-- Exercise directions --
The required answer is every line of the data containing the word "技術分析".

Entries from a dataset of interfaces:

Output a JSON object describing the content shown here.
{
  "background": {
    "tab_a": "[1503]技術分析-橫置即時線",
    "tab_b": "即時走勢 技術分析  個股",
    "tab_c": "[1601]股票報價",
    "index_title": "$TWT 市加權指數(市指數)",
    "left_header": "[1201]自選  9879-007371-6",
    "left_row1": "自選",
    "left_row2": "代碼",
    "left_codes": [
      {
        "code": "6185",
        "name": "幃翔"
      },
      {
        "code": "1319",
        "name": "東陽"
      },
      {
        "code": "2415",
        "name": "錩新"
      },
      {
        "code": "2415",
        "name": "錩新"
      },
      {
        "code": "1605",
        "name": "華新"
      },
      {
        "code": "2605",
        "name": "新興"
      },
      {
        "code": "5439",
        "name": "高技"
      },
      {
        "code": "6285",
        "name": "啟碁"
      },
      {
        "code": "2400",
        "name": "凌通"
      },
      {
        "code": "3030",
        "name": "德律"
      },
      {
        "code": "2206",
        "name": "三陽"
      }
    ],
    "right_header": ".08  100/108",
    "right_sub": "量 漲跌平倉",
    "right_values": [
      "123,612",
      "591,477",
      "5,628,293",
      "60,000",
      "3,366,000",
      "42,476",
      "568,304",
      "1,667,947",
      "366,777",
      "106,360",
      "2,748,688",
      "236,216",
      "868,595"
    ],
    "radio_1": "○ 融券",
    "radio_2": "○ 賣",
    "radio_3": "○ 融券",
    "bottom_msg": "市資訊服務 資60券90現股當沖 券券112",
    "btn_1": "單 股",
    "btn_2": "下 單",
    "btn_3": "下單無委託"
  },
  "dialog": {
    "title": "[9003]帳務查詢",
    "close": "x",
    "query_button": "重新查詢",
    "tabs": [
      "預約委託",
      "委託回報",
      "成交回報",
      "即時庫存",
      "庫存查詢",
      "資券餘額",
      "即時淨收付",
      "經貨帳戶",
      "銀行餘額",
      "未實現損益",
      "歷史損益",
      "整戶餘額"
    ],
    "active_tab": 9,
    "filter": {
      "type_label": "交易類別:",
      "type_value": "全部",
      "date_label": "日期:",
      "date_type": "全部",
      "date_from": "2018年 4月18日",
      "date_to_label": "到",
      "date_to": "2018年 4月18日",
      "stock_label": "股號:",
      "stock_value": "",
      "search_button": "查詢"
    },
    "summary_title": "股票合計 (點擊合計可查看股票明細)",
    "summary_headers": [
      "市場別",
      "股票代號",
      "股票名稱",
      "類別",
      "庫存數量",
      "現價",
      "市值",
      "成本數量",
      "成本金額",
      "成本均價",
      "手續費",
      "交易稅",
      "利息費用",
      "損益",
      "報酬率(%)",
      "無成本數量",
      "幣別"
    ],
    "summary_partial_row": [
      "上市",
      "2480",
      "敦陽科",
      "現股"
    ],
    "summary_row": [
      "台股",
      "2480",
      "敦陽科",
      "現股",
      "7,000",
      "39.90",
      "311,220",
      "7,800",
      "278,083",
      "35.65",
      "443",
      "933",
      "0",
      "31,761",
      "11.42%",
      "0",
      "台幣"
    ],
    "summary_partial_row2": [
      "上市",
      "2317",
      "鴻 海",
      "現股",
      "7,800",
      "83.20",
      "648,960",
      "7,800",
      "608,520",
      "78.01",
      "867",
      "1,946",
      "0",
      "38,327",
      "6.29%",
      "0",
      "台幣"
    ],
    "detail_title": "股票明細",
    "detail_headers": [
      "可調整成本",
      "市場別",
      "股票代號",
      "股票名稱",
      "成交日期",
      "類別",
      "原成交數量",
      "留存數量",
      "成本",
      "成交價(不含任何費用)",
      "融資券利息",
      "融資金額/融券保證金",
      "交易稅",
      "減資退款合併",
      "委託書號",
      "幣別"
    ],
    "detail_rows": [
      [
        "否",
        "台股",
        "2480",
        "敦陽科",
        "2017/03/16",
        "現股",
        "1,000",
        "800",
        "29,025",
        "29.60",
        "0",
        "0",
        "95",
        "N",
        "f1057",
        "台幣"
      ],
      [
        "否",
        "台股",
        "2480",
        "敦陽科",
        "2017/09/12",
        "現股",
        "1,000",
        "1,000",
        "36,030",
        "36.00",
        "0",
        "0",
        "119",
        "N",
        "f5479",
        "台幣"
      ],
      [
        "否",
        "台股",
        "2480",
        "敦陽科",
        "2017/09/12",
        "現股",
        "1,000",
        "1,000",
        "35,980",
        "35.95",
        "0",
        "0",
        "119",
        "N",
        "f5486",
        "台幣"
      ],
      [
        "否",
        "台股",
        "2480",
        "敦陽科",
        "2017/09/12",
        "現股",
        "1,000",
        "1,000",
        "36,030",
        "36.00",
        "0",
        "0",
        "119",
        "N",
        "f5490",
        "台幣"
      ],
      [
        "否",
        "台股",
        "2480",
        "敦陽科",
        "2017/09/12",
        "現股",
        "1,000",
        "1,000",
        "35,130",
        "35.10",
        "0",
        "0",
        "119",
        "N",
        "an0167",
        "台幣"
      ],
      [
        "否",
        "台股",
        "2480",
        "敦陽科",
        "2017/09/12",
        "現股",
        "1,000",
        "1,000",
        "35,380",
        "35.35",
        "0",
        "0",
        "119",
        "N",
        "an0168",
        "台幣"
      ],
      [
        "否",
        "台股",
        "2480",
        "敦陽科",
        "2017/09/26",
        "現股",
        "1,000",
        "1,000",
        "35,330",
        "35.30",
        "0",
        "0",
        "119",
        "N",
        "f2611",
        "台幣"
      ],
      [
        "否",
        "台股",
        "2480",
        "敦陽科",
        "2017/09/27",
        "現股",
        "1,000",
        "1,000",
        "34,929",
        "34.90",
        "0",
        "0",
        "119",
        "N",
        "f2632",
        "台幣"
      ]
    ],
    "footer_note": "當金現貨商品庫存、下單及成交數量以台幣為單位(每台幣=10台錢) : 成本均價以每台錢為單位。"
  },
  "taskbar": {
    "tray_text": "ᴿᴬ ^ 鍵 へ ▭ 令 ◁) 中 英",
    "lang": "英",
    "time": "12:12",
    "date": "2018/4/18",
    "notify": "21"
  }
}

-- Exercise answer --
    "tab_a": "[1503]技術分析-橫置即時線",
    "tab_b": "即時走勢 技術分析  個股",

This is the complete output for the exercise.